    The coursebook consists of nine chapters with the

    following features.

    Chapter opening pages include:

    the key

    prescribed

    focus areafor

    the chapter

    outcomes

    presented in

    a way that

    students

    can easily

    understand

    pre quiz

    questions

    to stimulate

    interest and test

    prior knowledge.

    Chapter unitsopen with a context to encourage

    students to make meaning of science in terms oftheir everyday experiences. The units also reinforce

    contextual learning by presenting theory, photos,

    illustrationsand science focus segments in a format

    that is easy to read and follow.

    Each PFAhas one Science Focusspecial

    feature which uses a contextual approach to focus

    specifically on the outcomes of that PFA. Student

    activities on these pages allow further investigation

    and exploration of the material covered.

    The Science Focusseries has been written for the NSW Science syllabus, stages 4 and 5. It includes material th

    addresses the learning outcomes in the domains of knowledge, understanding and skills. Each chapter address

    at least one prescribed focus area in detail. The content is presented through many varied contexts to engage

    students in seeing the relationship between science and their everyday lives. By learning from the Science Foc

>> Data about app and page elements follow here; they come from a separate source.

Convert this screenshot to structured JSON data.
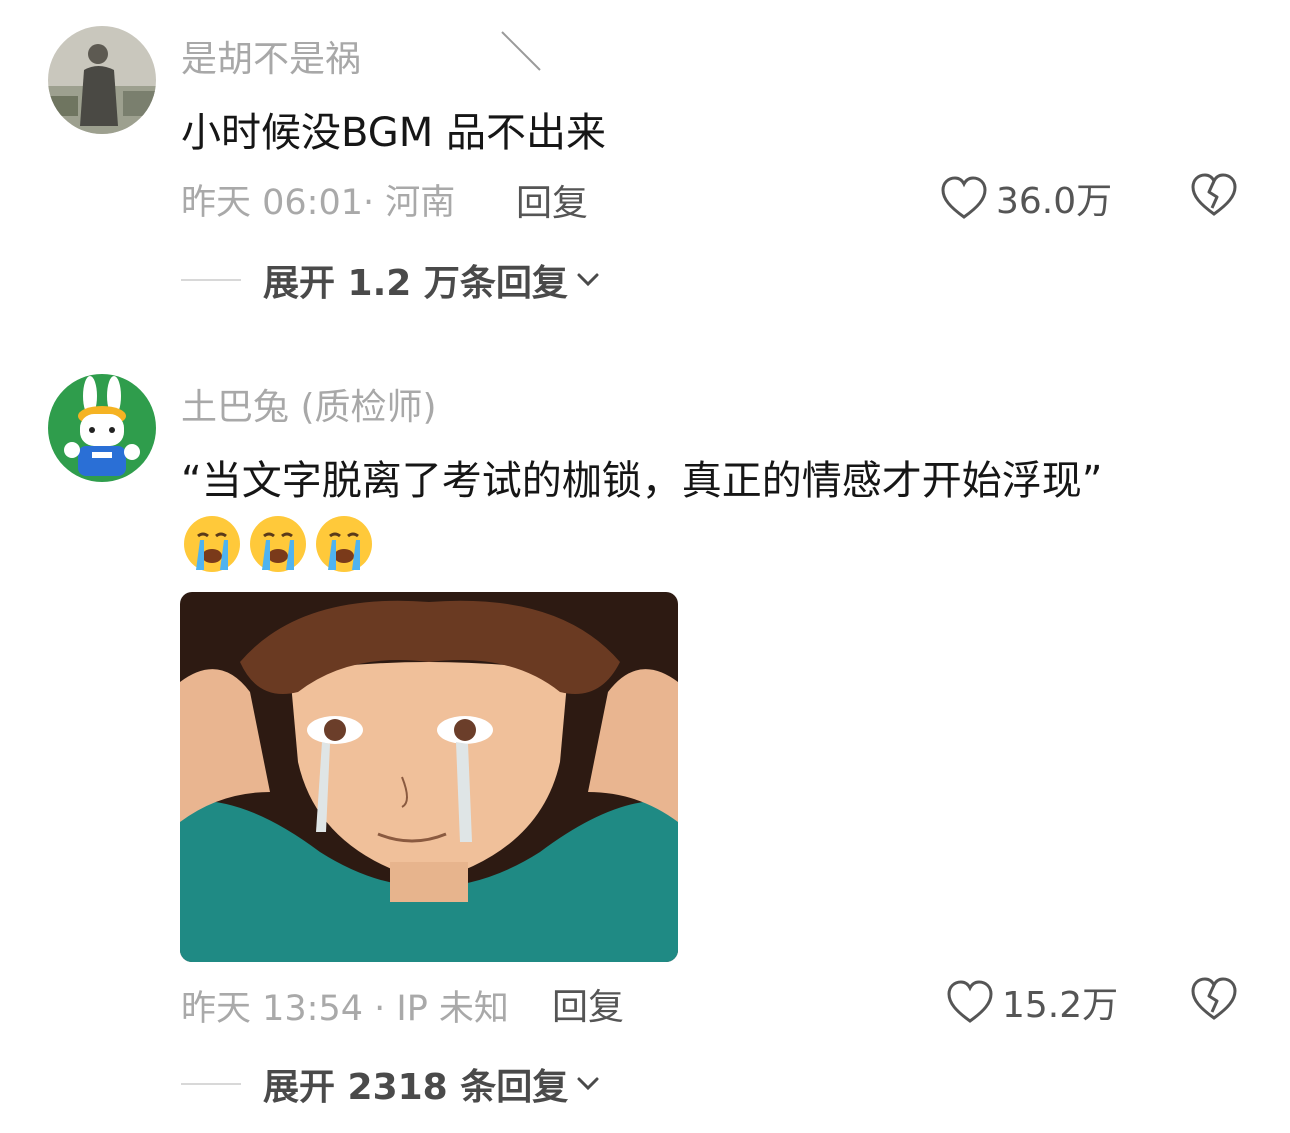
{
  "comments": [
    {
      "username": "是胡不是祸",
      "text": "小时候没BGM 品不出来",
      "time_location": "昨天 06:01· 河南",
      "reply_label": "回复",
      "likes": "36.0万",
      "expand_label": "展开 1.2 万条回复"
    },
    {
      "username": "土巴兔 (质检师)",
      "text": "“当文字脱离了考试的枷锁，真正的情感才开始浮现”",
      "emojis": [
        "crying-face",
        "crying-face",
        "crying-face"
      ],
      "time_location": "昨天 13:54 · IP 未知",
      "reply_label": "回复",
      "likes": "15.2万",
      "expand_label": "展开 2318 条回复"
    }
  ],
  "colors": {
    "username": "#a8a8a8",
    "meta": "#a9a9a9",
    "text": "#161616",
    "teal_shirt": "#1f8a84"
  }
}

    series students will become confident, creative, responsible and scientifically literate members of society.

    Each unit ends with a set of questions. These

    begin with straightforward checkpoint questionsthat build confidence, leading to think, analyse

    and skills questions that require further thought an

    application. Questions incorporate the syllabus ver

    so that students can begin to practise answering

    questions as required in examinations in later years

    The extension questions

    can be set for further

    exploration and assignment

    work and include a variety